IRB Advisor: Have you had some pushback on this lab recommendation?
Botkin: One of the things in the report is to have the IRBs become more familiar and have access to expertise to help guide them on laboratory quality issues. We did a webinar last week, and one of the questioners sort of got the impression that we are asking the IRBs to judge the quality standards of laboratories in their institutions — to become sort of regulators of laboratory standards. That’s really not what we are looking for. We are looking for IRBs to become familiar with quality standards — to have that experience on the panel or available to the panel to provide input on quality issues related to a particular laboratory result. So, it is an expansion of responsibilities for the IRBs to have input and more knowledge and expertise in that laboratory quality domain.
IRB Advisor: Are you advocating that IRBs generally take a broader view of when individual results could be given to participants?
Botkin: Yes, very much so. I think that is a question that ought to be asked in the context of each project that comes to an IRB. Hopefully, folks have asked that question before it gets to the IRB. If you think results can be returned, then you ought to put that in your protocol and have the process and timing outlined there so the IRB can take a look at that. Conversely, if you don’t think it is appropriate to return results for whatever reason, then you should outline why you think that is the case, and the IRB can look at that as well.
IRB Advisor: You mention this question is now in the latest iteration of the Common Rule. If the default position is to inform participants, would the Common Rule or other regulations have to be changed?
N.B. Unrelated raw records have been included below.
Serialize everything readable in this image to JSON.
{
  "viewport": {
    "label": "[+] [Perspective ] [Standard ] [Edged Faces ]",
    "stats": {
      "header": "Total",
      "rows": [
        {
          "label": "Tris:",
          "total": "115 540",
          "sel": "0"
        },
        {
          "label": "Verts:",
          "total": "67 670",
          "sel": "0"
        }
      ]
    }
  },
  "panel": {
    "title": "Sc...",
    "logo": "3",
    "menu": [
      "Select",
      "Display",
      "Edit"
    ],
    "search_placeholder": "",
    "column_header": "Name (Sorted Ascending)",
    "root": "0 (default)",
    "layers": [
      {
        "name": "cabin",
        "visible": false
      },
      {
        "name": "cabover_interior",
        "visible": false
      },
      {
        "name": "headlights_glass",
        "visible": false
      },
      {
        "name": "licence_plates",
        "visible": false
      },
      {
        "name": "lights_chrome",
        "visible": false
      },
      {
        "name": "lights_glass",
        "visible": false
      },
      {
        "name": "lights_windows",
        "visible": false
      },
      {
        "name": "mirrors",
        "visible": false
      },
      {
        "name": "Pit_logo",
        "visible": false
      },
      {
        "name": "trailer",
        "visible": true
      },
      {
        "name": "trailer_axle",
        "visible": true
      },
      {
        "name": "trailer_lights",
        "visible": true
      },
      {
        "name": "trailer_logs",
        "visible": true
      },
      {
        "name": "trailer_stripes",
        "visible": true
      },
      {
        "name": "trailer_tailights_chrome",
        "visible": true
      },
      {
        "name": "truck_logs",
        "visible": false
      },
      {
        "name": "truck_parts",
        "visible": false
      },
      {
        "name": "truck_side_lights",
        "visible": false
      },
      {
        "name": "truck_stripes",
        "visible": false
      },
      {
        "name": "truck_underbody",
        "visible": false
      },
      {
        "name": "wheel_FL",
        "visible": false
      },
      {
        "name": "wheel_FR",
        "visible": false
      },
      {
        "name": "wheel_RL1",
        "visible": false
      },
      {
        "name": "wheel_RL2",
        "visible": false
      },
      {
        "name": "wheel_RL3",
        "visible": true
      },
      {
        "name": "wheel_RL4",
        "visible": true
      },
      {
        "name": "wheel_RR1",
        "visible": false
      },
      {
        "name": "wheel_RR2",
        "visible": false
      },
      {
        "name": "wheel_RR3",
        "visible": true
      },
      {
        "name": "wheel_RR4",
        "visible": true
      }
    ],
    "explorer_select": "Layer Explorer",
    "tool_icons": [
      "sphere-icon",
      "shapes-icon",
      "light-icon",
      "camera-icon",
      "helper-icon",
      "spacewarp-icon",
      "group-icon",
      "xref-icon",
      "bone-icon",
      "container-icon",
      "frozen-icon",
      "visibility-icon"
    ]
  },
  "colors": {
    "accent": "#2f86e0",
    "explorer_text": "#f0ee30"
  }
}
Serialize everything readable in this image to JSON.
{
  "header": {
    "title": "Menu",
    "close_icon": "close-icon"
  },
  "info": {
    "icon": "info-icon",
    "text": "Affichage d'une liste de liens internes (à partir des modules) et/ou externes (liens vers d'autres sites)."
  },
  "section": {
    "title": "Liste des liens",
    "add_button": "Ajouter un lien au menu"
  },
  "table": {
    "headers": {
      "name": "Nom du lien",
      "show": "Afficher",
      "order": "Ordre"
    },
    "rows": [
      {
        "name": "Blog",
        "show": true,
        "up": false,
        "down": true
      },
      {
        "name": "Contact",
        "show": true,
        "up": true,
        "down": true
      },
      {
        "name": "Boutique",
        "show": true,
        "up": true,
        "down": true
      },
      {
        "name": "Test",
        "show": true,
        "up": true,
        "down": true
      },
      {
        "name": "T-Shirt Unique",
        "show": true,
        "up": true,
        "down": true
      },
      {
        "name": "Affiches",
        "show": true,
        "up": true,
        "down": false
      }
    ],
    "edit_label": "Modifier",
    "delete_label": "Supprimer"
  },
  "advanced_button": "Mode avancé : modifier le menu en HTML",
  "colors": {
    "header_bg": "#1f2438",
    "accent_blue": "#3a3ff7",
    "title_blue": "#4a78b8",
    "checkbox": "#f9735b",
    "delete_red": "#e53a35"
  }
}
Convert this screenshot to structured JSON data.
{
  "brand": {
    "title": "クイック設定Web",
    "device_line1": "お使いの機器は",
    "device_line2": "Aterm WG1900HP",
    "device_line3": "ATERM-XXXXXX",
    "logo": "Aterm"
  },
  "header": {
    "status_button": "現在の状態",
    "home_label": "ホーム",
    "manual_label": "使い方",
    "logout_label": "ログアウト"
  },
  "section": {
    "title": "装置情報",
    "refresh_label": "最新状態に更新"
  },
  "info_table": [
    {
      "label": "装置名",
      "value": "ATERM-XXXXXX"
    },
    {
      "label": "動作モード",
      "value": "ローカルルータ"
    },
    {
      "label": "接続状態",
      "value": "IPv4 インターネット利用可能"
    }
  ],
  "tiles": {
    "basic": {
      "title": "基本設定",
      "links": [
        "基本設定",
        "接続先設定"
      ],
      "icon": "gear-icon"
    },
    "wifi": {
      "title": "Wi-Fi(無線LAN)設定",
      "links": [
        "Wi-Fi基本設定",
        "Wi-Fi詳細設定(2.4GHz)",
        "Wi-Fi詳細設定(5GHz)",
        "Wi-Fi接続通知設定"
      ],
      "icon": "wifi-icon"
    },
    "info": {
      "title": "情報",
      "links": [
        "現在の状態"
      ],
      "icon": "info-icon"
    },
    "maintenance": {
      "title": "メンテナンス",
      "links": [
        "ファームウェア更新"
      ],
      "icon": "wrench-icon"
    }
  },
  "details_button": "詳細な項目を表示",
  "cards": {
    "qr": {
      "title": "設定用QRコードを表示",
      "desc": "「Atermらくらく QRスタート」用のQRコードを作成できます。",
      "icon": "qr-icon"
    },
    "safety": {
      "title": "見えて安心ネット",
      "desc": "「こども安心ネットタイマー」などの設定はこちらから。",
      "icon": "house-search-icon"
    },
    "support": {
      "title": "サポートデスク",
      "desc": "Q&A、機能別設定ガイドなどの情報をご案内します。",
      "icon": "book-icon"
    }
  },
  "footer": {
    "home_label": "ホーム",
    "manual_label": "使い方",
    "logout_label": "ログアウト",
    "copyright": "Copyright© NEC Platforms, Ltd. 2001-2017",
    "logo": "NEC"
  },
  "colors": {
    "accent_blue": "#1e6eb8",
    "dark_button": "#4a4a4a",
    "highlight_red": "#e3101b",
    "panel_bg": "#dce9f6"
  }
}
Botkin: I don’t think we need regulatory changes at that level in order to accomplish this. I will say that the regulations don’t require anybody to return results, so it is not a matter of conforming with any regulatory requirements in that regard. In order to comply with regulations, IRBs don’t have to develop policies and procedures related to this issue. But we think it is advantageous and IRBs ought to play a role in this.
IRB Advisor: What about the old rationale that research subjects participate in studies to benefit future generations? Does this focus on individual results undermine that to some extent?
Botkin: I don’t think so because we see the return of results in some circumstances as something that is appreciated by participants. We don’t really see that as compensation, if you will, for the time, effort, and risks that people are willing to put into research. They are still contributing quite a bit out of their own goodwill. That situation won’t change even if you get some results back. So, it is not a contractual sort of thing. We still think it is important to maintain the altruism that is part of the people’s decision to participate in research.
1. Botkin JR, Mancher M, Busta ER, et al. Committee on the Return of Individual-Specific Research Results Generated in Research Laboratories. Returning Individual Research Results to Participants: Guidance for a New Research Paradigm. National Academies of Sciences, Engineering, and Medicine, 2018. Available at: https://bit.ly/2EbA9m9.
Financial Disclosure: Author Melinda Young, Medical Writer Gary Evans, Editor Jill Drachenberg, Editor Jesse Saffron, Editorial Group Manager Terrey L. Hatcher, Physician Editor Lindsay McNair, MD, MPH, MSBioethics, and Nurse Planner Kay Ball, PhD, RN, CNOR, CMLSO, FAAN, report no consultant, stockholder, speaker’s bureau, research, or other financial relationships with companies having ties to this field of study.